In 2019 Indiana hemp companies challenge Indiana’s ban of smokable hemp. In the lower court case, they won and the law was suspended. However, recently a federal appeals court ruled that a lower judge went too far in blocking the law.
With the ruling, the law banning smokable hemp has been reinstated. Indiana can now enforce the law, which bans the “manufacture, possession, and sale of smokable hemp products”. The case will now return to a lower court to refine the injunction that “sweeps too broadly”, according to the 7th District Court of Appeals in Chicago.
In their initial court case, the hemp companies argued that the federal law guarantees interstate commerce in hemp, which therefore makes it illegal for Indiana to ban the possession of smokable hemp products (which potentially pass through the state). The appeals court ruled that part of the law may be worthy of an injunction due to implications on interstate commerce, but the overall law did not merit an injunction.
Of note, the appeals court noted that Indiana’s smokable hemp ban specifically exempt transporters moving smokable hemp products from another state through Indiana, as long as the products were destined to be sold outside of Indiana. The appeals court also noted that the hemp companies that sued over Indiana’s smokable hemp law may not have the best standing to challenge it, because they’re not transporting hemp from another state through Indiana.

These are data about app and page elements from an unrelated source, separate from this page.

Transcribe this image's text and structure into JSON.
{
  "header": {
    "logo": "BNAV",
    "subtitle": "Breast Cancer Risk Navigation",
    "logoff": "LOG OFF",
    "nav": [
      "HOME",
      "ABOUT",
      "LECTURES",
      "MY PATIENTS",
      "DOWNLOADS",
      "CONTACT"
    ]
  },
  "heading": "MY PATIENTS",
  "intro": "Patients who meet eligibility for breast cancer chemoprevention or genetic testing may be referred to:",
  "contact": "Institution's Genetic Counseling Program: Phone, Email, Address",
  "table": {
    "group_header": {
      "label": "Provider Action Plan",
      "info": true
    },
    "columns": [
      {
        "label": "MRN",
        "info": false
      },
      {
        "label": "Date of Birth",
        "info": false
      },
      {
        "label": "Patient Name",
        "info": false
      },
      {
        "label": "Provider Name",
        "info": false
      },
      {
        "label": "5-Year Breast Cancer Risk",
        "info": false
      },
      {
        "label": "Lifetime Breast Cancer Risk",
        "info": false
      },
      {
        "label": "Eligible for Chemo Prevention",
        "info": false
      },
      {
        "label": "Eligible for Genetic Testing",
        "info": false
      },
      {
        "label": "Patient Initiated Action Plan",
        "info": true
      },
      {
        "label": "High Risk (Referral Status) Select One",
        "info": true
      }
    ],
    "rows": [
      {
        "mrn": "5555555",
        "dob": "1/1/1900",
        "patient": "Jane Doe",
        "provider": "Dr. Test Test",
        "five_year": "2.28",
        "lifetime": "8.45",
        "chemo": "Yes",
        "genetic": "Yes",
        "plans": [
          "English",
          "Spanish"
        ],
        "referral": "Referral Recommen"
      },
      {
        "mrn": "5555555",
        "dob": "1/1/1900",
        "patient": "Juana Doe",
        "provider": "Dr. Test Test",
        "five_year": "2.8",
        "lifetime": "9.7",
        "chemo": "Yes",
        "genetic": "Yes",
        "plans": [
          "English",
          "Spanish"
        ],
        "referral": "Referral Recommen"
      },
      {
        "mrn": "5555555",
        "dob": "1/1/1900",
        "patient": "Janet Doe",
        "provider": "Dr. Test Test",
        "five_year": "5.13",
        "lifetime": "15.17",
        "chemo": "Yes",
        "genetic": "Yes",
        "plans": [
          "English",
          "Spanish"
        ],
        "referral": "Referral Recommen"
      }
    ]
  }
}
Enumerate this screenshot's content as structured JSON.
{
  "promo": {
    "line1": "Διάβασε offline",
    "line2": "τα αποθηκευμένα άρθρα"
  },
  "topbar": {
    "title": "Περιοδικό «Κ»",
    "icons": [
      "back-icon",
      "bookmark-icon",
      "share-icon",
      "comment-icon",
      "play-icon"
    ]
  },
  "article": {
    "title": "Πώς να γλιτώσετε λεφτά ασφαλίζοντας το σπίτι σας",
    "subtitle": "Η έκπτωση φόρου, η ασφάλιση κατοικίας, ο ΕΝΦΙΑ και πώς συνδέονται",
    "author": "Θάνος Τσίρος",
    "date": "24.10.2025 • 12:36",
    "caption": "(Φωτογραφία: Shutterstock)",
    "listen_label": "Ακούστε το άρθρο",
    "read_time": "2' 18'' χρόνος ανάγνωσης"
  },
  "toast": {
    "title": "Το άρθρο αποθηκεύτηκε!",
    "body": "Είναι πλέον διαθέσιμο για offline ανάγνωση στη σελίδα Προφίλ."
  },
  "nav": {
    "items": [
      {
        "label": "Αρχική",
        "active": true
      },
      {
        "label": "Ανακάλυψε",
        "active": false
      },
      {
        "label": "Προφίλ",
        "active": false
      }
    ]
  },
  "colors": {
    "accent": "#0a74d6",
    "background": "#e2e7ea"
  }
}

The case will now return to federal court in Indianapolis, which has been instructed to weigh Indiana’s right to regulate hemp against language in federal law. Federal law prevents states from blocking interstate commerce in the hemp industry. This ruling continues the confusion in the United States when it comes to smokable hemp. Several states have already banned its production including Iowa, Texas, and Louisiana.